Why Do We Give People Our Two Cents?
When someone enters a conversation of yours to give an opinion (warranted or not), they probably did so by throwing in and giving their “two cents.” But why exactly do we throw pennies at people and give them our two cents? It takes time to dig them back out from under the couch cushions after all.
A Penny for Your Thoughts
If you haven’t guessed, given the fact that we’re talking about pennies, the contemporary version of this phrase is largely localized to American English. But similar phrases exists outside of American borders–even in countries that don’t even have “cents”.
You’ve probably heard the phrase “a penny for your thoughts” before–which you may have thought of when considering giving out your two cents. It’s largely thought that giving people our two cents is derived from the phrase “a penny for your thoughts.”
Offering pennies for people’s thoughts dates back to at least the 1500s, published in Thomas More’s Four Last Things.
“As it often happeth that the very face sheweth the mind walking a pilgrimage, in such wise that, not without some note and reproach of such vagrant mind, other folk suddenly say to them, ‘A penny for your thought.’”
There are likely earlier uses of the phrase, but regardless it seems like “a penny for your thoughts” had entered the general English lexicon by the mid 1500s, with it’s inclusion in The Proverbs and Epigrams of John Heywood published in 1562.
So asking for a penny for one’s thoughts has an easy step up. Two pennies! Meaning, it’s entirely possible the phrase “two cents” originated as a snarky response. You know, you asked for a penny’s worth of thoughts, but instead you got two.
Do the British Ask for Two Pence?
Well… Probably not anymore, but offering one’s opinion for two pennies definitely evolved outside of America. One can find references to the phrase “two penneth” used in the same context one would use “two cents” today. There are a handful of theories regarding its origin, so we’ll get into it. And these of course assume the phrase didn’t originate as just a snide retort.
One origin story is quite literal–it comes from the practice of offering a two penny tip to show your opinion of someone else’s services.
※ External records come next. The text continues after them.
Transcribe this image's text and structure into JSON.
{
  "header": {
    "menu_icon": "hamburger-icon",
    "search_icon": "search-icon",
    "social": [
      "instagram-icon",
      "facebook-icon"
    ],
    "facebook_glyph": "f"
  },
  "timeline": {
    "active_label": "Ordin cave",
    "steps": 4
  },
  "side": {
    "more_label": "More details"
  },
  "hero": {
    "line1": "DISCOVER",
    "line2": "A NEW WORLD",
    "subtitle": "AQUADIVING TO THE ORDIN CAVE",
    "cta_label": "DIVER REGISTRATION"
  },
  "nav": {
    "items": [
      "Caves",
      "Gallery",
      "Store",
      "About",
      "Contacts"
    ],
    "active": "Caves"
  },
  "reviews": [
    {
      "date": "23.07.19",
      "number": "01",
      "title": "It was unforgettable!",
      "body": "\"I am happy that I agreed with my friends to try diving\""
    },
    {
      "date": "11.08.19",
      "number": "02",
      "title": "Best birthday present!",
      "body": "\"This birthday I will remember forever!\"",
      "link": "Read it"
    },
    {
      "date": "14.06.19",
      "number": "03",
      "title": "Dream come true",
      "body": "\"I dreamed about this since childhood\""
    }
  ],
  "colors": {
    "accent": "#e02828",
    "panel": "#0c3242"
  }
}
More specifically, you didn’t think very highly of it. Thus, your opinion was literally worth two pennies. The expression, as we’ve discussed, is old enough that people of the time likely wanted to hang onto their pennies. So this theory probably just justifies an evolution of the phrase.
Another theory ties the phrase to card games–which people also attributed to the phrase “two cents.” Though that has also been ruled false.
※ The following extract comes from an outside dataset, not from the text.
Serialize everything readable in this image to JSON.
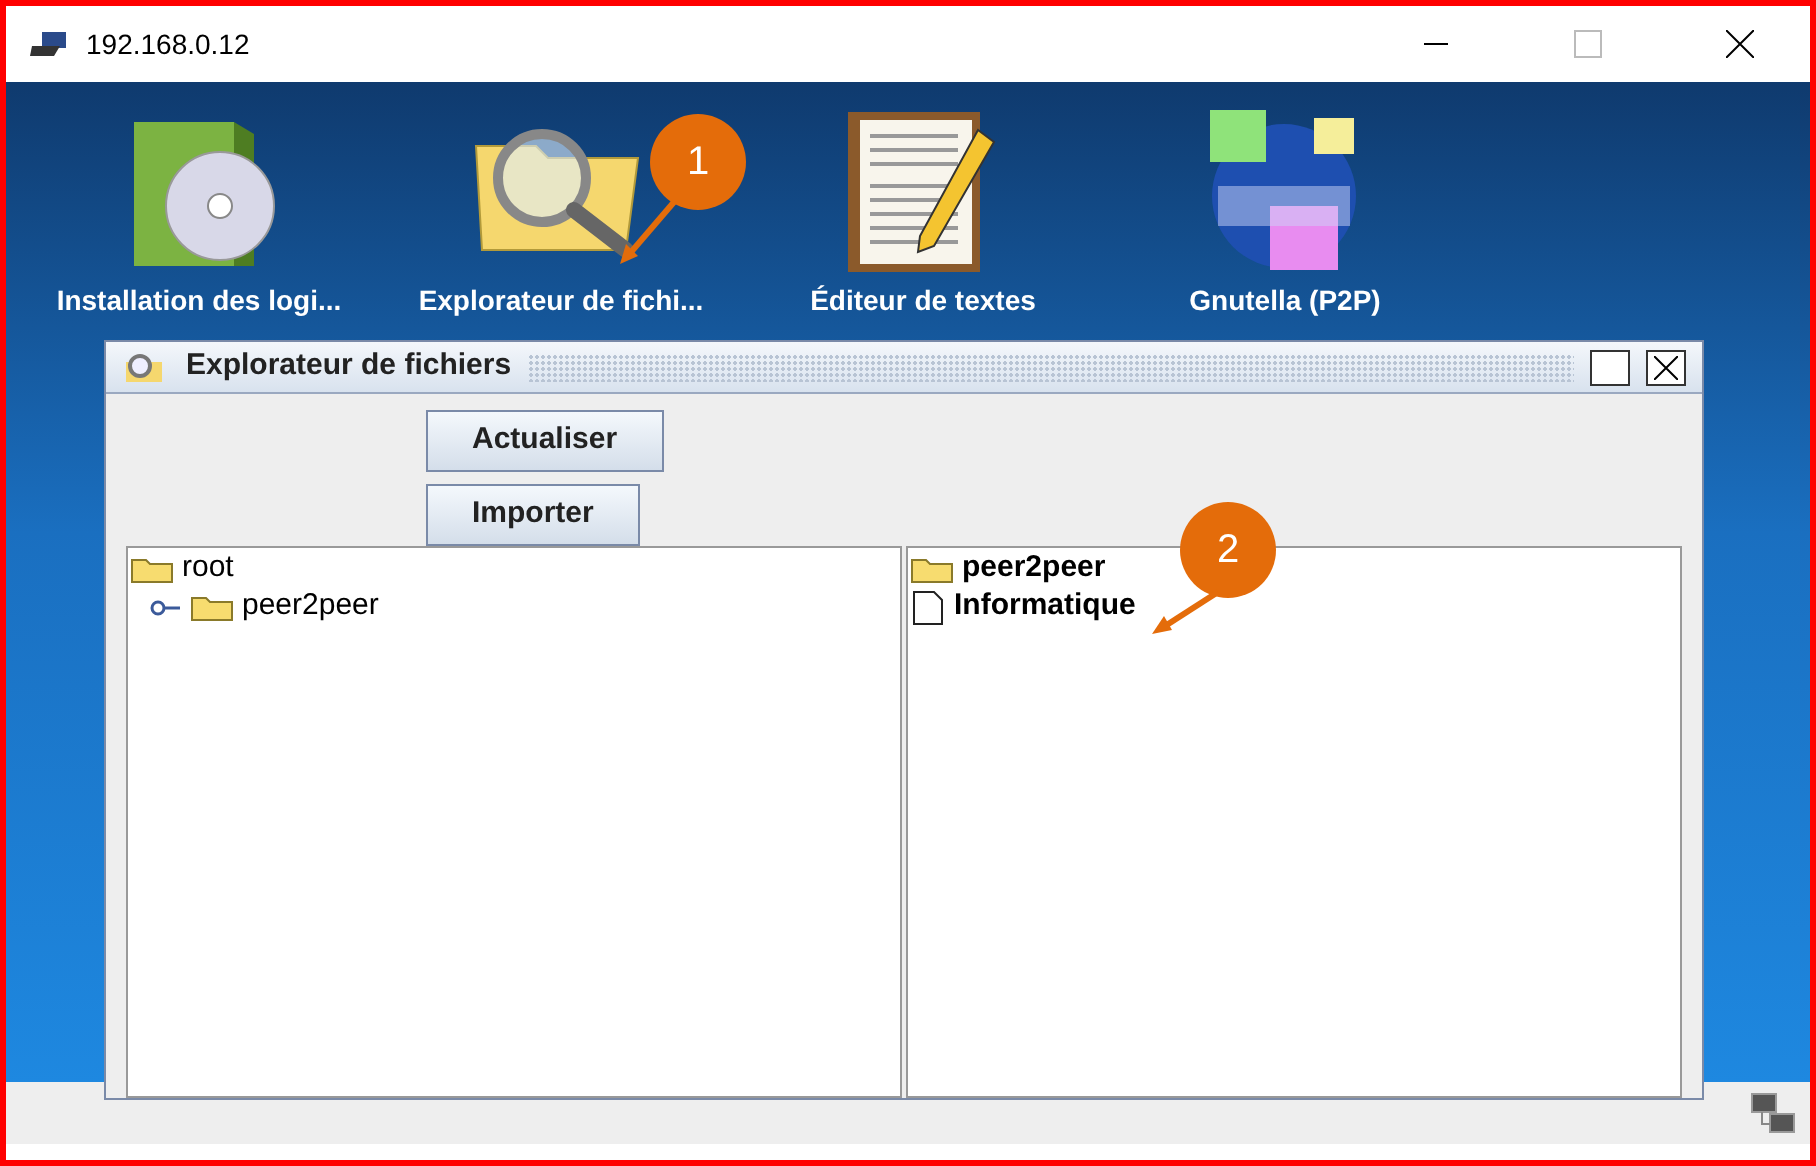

Yet another story points us to postage–when letters would be sent via “twopenny post”. So your thoughts, if written and sent via snail mail, would actually have been worth two pennies.
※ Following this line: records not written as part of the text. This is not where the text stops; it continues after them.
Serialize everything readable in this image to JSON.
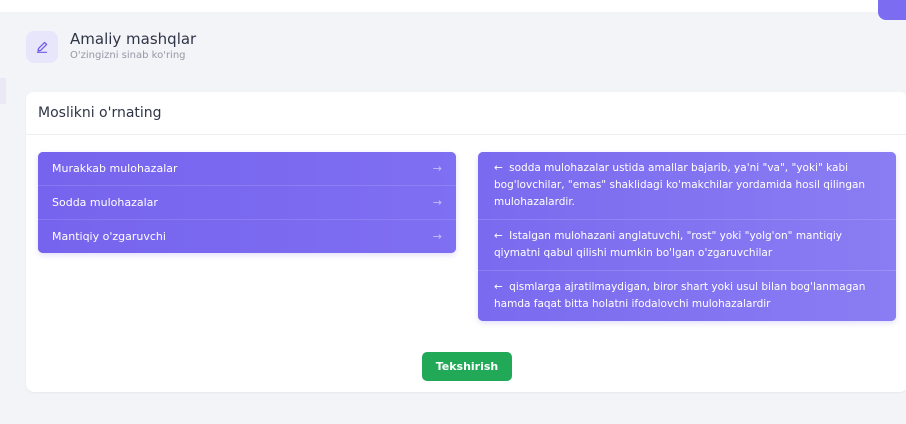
{
  "header": {
    "title": "Amaliy mashqlar",
    "subtitle": "O'zingizni sinab ko'ring",
    "icon": "pencil-icon"
  },
  "exercise": {
    "title": "Moslikni o'rnating",
    "terms": [
      {
        "label": "Murakkab mulohazalar",
        "arrow": "→"
      },
      {
        "label": "Sodda mulohazalar",
        "arrow": "→"
      },
      {
        "label": "Mantiqiy o'zgaruvchi",
        "arrow": "→"
      }
    ],
    "definitions": [
      {
        "arrow": "←",
        "text": "sodda mulohazalar ustida amallar bajarib, ya'ni \"va\", \"yoki\" kabi bog'lovchilar, \"emas\" shaklidagi ko'makchilar yordamida hosil qilingan mulohazalardir."
      },
      {
        "arrow": "←",
        "text": "Istalgan mulohazani anglatuvchi, \"rost\" yoki \"yolg'on\" mantiqiy qiymatni qabul qilishi mumkin bo'lgan o'zgaruvchilar"
      },
      {
        "arrow": "←",
        "text": "qismlarga ajratilmaydigan, biror shart yoki usul bilan bog'lanmagan hamda faqat bitta holatni ifodalovchi mulohazalardir"
      }
    ],
    "check_label": "Tekshirish"
  },
  "colors": {
    "accent": "#7967ef",
    "button": "#22a957",
    "page_bg": "#f3f4f7"
  }
}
The Bible Offers Us Two Cents
Getting yourself a physical copy of the Christian Bible most definitely costs more than two cents, lest you took it from a hotel somewhere.
Further Reading: Why Are There Bibles in Hotel Rooms?
Anyway, one of the earliest references to the American offering of two cents is Biblical. It’s seen in the Widow’s Offering (Lesson of the widow’s mite), wherein people are placing offerings into a treasury. A poor widow offers “two small coins worth a few cents,” and ultimately is used as a vector to teach about generosity. You know, because the rich people’s offerings were from their surplus capital, they wouldn’t be missing any of the money they offered. The widow, on the other hand, didn’t have wealth to spare, yet still made an offering. All that jazz.
Outside of the Widow’s Offering, the phrase also found itself in print in the Olean Evening Times in 1926.
We mentioned card games earlier with the phrase “two penneth,” so let’s get into it. It’s thought that the term “two cents” was reference to an entry bid to start playing. Thus, offering your two cents would be a cost of entry to a conversation.
While that’s how we use the phrase now, we couldn’t find any references to these origins. But hey, we weren’t alive back then. Well… None of us were.
Coins are fun, so here’s some coin trivia.